In August 1885 the Government Surveyor F.S. Brockman named the highest hill on the then Dampier Island, Mount Burrup in honour of Henry. In the mid 1960’s Dampier Island was connected to the mainland by a causeway and in 1979 was renamed the Burrup Peninsula (Murujuga – in Yaburara/Ngarluma language meaning “hip bone sticking out [99] ) .

I will finish this short biography of Henry Burrup with the poignant words from his friend, (identity unknown) who was also a correspondent for the West Australian newspaper.

“The men were both so loved. Poor little Burrup; I was with him in the early part of the evening, and we were to have driven into the country the next day for a holiday, but when the day had come he had gone to a brighter country and for a longer holiday.” [7]Slate top laid over the grave of Henry Thomas Wood Burrup at the Roebourne cemetery. It reads:-

Photo used with permission “From the Shire of Roebourne Local History Collection. 2005:974.

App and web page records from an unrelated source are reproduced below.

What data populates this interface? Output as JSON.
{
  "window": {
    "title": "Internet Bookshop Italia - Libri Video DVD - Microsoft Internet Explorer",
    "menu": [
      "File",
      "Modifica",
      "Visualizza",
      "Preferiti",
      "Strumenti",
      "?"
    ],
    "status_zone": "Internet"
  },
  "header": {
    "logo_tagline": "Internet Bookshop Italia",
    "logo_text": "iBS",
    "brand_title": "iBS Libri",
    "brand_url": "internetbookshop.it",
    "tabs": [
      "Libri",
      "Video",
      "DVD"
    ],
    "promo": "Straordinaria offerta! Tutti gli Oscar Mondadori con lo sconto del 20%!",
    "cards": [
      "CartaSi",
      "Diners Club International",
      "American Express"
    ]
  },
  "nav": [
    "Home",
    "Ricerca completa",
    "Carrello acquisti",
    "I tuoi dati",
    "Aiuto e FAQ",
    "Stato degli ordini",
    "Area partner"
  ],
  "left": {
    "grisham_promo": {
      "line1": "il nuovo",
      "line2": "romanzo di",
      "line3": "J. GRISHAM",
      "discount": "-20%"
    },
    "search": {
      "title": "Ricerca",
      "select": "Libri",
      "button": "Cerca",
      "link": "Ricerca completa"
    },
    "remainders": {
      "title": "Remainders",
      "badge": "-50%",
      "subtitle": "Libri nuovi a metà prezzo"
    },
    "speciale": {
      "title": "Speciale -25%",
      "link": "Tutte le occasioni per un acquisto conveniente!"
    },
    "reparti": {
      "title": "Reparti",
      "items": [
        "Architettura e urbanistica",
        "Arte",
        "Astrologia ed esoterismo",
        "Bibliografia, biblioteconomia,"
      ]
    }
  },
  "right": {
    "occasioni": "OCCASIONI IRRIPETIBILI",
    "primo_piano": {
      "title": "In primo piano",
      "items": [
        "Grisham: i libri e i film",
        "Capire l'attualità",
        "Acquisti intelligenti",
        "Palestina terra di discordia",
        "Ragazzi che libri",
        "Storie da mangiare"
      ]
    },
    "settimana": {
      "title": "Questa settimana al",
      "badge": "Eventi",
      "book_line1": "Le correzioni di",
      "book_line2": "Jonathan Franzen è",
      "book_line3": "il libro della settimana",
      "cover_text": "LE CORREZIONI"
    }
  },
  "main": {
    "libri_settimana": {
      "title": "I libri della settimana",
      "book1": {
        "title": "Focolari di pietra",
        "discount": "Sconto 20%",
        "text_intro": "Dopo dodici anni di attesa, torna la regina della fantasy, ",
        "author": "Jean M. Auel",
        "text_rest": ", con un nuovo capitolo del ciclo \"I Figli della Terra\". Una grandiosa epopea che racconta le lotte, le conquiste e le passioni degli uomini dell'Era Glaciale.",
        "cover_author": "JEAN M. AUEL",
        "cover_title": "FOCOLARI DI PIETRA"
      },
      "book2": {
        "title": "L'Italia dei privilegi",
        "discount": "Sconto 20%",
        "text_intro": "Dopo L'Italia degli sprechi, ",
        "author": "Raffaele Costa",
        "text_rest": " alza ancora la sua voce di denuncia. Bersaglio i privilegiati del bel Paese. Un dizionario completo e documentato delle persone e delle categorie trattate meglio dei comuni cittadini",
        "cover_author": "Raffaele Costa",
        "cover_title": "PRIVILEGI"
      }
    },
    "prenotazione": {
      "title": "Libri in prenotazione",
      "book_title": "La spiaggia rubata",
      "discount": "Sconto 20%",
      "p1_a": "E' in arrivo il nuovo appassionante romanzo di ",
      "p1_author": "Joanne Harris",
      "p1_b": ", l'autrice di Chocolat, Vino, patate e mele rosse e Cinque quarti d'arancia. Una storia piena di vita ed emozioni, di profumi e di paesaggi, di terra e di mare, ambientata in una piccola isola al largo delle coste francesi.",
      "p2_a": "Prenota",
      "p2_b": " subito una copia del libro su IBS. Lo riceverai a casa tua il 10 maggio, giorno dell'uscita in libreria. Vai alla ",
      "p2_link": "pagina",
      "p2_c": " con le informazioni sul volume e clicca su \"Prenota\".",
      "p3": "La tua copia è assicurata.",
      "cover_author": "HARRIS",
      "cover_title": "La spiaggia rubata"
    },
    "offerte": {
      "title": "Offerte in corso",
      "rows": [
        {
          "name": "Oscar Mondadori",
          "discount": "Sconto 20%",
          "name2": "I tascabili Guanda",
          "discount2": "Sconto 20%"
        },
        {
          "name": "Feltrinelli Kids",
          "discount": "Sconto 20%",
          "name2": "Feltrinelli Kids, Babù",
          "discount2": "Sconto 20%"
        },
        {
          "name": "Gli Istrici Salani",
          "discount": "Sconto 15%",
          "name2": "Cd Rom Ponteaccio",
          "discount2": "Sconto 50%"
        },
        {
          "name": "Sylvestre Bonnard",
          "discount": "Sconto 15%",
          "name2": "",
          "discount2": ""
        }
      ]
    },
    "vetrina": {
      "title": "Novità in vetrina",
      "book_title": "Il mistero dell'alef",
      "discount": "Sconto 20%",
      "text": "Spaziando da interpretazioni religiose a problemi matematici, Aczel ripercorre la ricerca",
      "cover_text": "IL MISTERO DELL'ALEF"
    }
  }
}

* Cave’s Hotel is the Roebourne Hotel. Mr Thompson bought the hotel on the 3rd February 1883 and a week later, on the 11th February married Mrs. Cave, widow of Mr. H. Cave, junr., formerly landlord of the hotel. After her husband’s death Mrs. Cave had carried on that business.